When my son was 3, his older sister convinced him that a ripe red raspberry was nothing but a piece of fruit that had a bunch of bug bites on it.
Keep in mind this was a 3- and 5-year-old having a chat, but Asher was convinced that eating the fruit was a life-threatening act. Whadda ya mean bug bites?
Yeah, Elena would answer. All those red bumps are where the bug bit the fruit. So if you swallow it, that bug will bite your stomach.
If Im a 3-year-old, theres no way Im eating that fruit. But as Asher would leave the table, full plate of raspberries remaining, Elena would spring up and eat them all.
Sounds like my daughter took some coaching from my older sister on that one.
Growing raspberries, especially when you plow through them like my family does, is a wise investment. However, our environment is not that conducive to their success. Once you get them started and established the success rate goes through the roof. So taking some time to get your garden bed ready for planting will be worth your while.
The first step is to decide which types you want to produce. But beware: Their growing habits can be a little confusing. Technically, raspberries are a perennial (come back year after year) plant. However, only the crown and the roots are truly perennial. The canes, or the above-ground portion that bears fruit, are biennial, which means the first year is spent growing vegetatively and the second year is spent flowering and fruiting.
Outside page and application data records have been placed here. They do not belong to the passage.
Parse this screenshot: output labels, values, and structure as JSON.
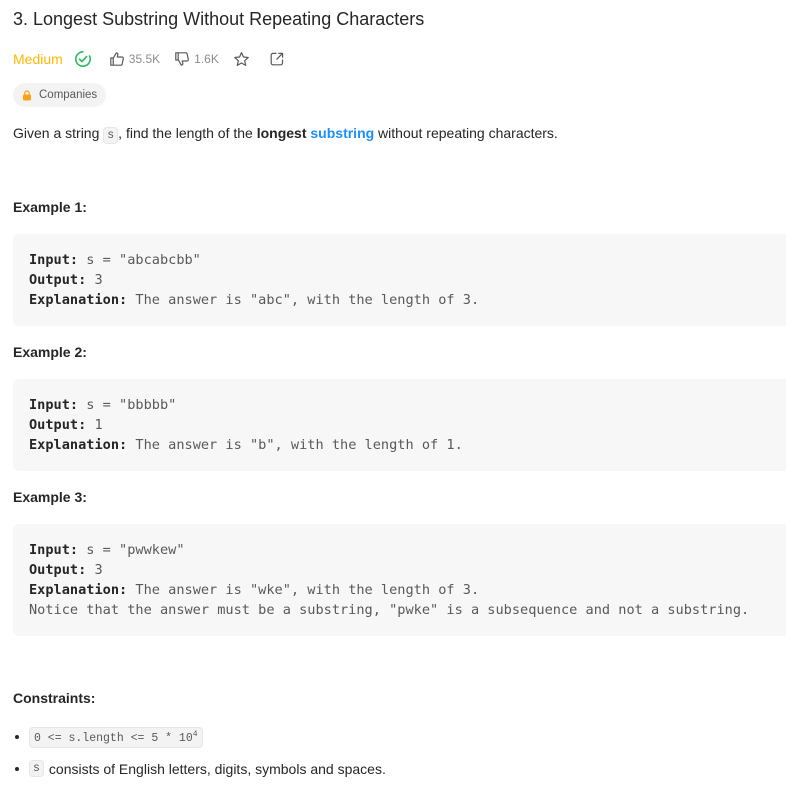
{
  "problem": {
    "title": "3. Longest Substring Without Repeating Characters",
    "difficulty": "Medium",
    "likes": "35.5K",
    "dislikes": "1.6K",
    "companies_label": "Companies"
  },
  "description": {
    "part1": "Given a string ",
    "var_s": "s",
    "part2": ", find the length of the ",
    "bold": "longest",
    "space": " ",
    "link": "substring",
    "part3": " without repeating characters."
  },
  "examples": [
    {
      "title": "Example 1:",
      "input_label": "Input:",
      "input": " s = \"abcabcbb\"",
      "output_label": "Output:",
      "output": " 3",
      "explanation_label": "Explanation:",
      "explanation": " The answer is \"abc\", with the length of 3."
    },
    {
      "title": "Example 2:",
      "input_label": "Input:",
      "input": " s = \"bbbbb\"",
      "output_label": "Output:",
      "output": " 1",
      "explanation_label": "Explanation:",
      "explanation": " The answer is \"b\", with the length of 1."
    },
    {
      "title": "Example 3:",
      "input_label": "Input:",
      "input": " s = \"pwwkew\"",
      "output_label": "Output:",
      "output": " 3",
      "explanation_label": "Explanation:",
      "explanation": " The answer is \"wke\", with the length of 3.",
      "note": "Notice that the answer must be a substring, \"pwke\" is a subsequence and not a substring."
    }
  ],
  "constraints": {
    "title": "Constraints:",
    "c1_code": "0 <= s.length <= 5 * 10",
    "c1_sup": "4",
    "c2_code": "s",
    "c2_text": "consists of English letters, digits, symbols and spaces."
  },
  "colors": {
    "difficulty": "#ffb800",
    "solved": "#2cbb5d",
    "link": "#1a90ff",
    "lock": "#ffa116"
  }
}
Still with me? The canes produced in the first year are called primocanes and all they do is grow, drop their leaves and go dormant. Once they emerge from dormancy the next year (second) they are then referred to as floricanes. Almost all of their energy is put into reproduction, which is good to us because we are probably growing them for the fruit. After they fruit, the floricanes can be cut to the ground.
Continuing with the confusion, raspberries that grow as described above are called summer-bearing and their primary crop is in July. However, a horticultural breakthrough that occurred years ago found that some wild plants demonstrated the ability to produce fruit on the first-year canes (primocanes). While the wild-type plants didnt produce market-quality fruit, plant breeders were eventually able to develop a fall-bearing or everbearing raspberry that was grown on the primocanes.
The allure of the fall-bearing plants are that they are easier to prune (grow and fruit in one season so no winter maintenance either) and they dont tend to have some of the winter hardiness issues that plagued the summer-bearing plants. Pruning consists of mowing down the patch every fall.
So which one should you grow? I say both. With a decent-sized patch of summer- and fall-bearing varieties, you have the potential to harvest (and preserve) berries from July through the first couple of fall frosts.
Next time, well discuss how to plant and trellis raspberries, and which varieties could grow best for you. But watch out for bugs they can strike at any time. Even at the breakfast table.
firstname.lastname@example.org or 382-6464. Darrin Parmenter is director and horticulture agent of the La Plata County Extension Office.